The Parthians rose to power in the Seleucid satrapies of Parthia and Hyrcania mid-3rd century B.C. and hotly contested the eastern possessions of the Seleucids until their victory in 129 B.C. It is perhaps surprising that Arsacid Parthia was little referenced on the coins of the Seleucid monarchs. A notable exception may be found in the victory stater of Antiochus published by Arthur Houghton in 1986.1 In an article accompanying the plate, Houghton notes the victory motif on this coin most likely indicates a Seleucid victory in or shortly before 134/133 B.C., a campaign not known from the literature, and which shows Antiochus' invasion of Judaea must have been launched after that date.
1. Houghton, A. "A victory coin and the Parthian Wars of Antiochus VII" in Proceedings of the 9th International Congress of Numismatics (1986), IAPN Publication #11, plate 6.
Click on coin images to enlarge:
|Antiochus VII (138-129 B.C.)
AV Stater, 8.42 g, 19 mm
Mint/ sim. Antioch, but reverse too crude; perhaps traveling mint?, 134/133 B.C.
Obv/ diademed head right, reel-and-pellet border
Rev/ winged Nike in biga, to the left; inscription ΒΑΣΙΛΕΩΣ (fragmentary) ΑΝΤΙΟΧΟΥ above, ΜΕΓΑΛΟΥ ΕΥΕΡΓΕΤΟΥ below; the king's name is entirely on flan and the title discernible above it; dated between hooves ΘΟΡ = 179 S.E. (134/133 B.C.)
Photo/ by permission
Note/ Houghton remarks the similarity of the Nike/biga reverse design to several bronzes of Mithradates I (Sellwood types 12.9 and 12.14), and believes there is a political connection between the Seleucid and Arsacid designs

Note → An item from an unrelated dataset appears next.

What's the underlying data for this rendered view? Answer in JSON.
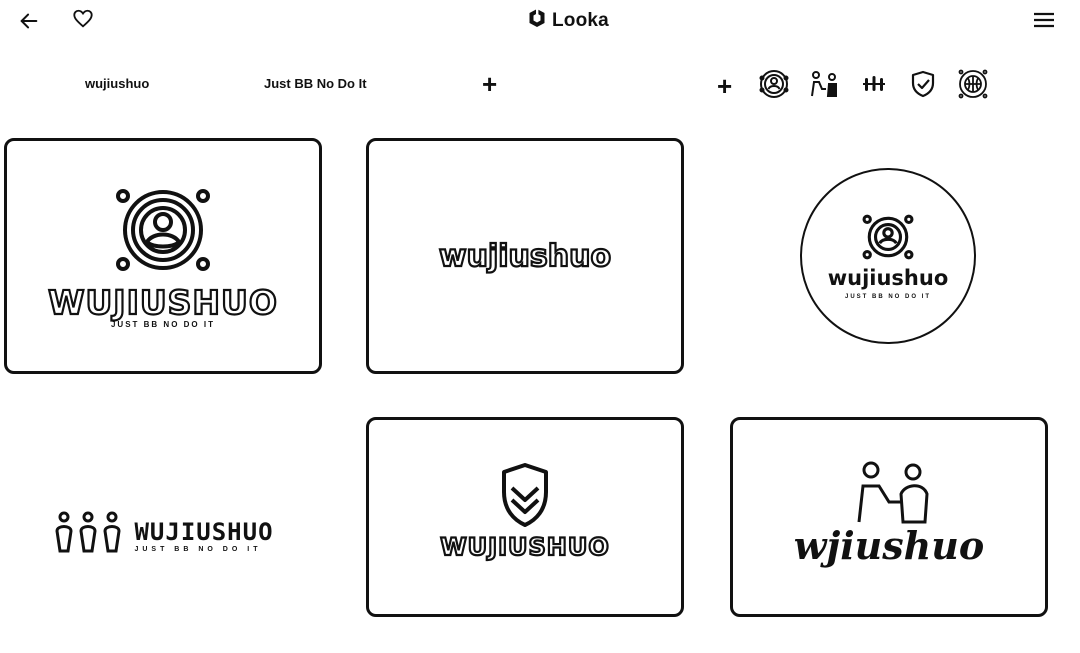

- A. Houghton, IAPN Pub #11, plate 6 (unique coin, otherwise unpublished)
This page last updated 30 Oct 2019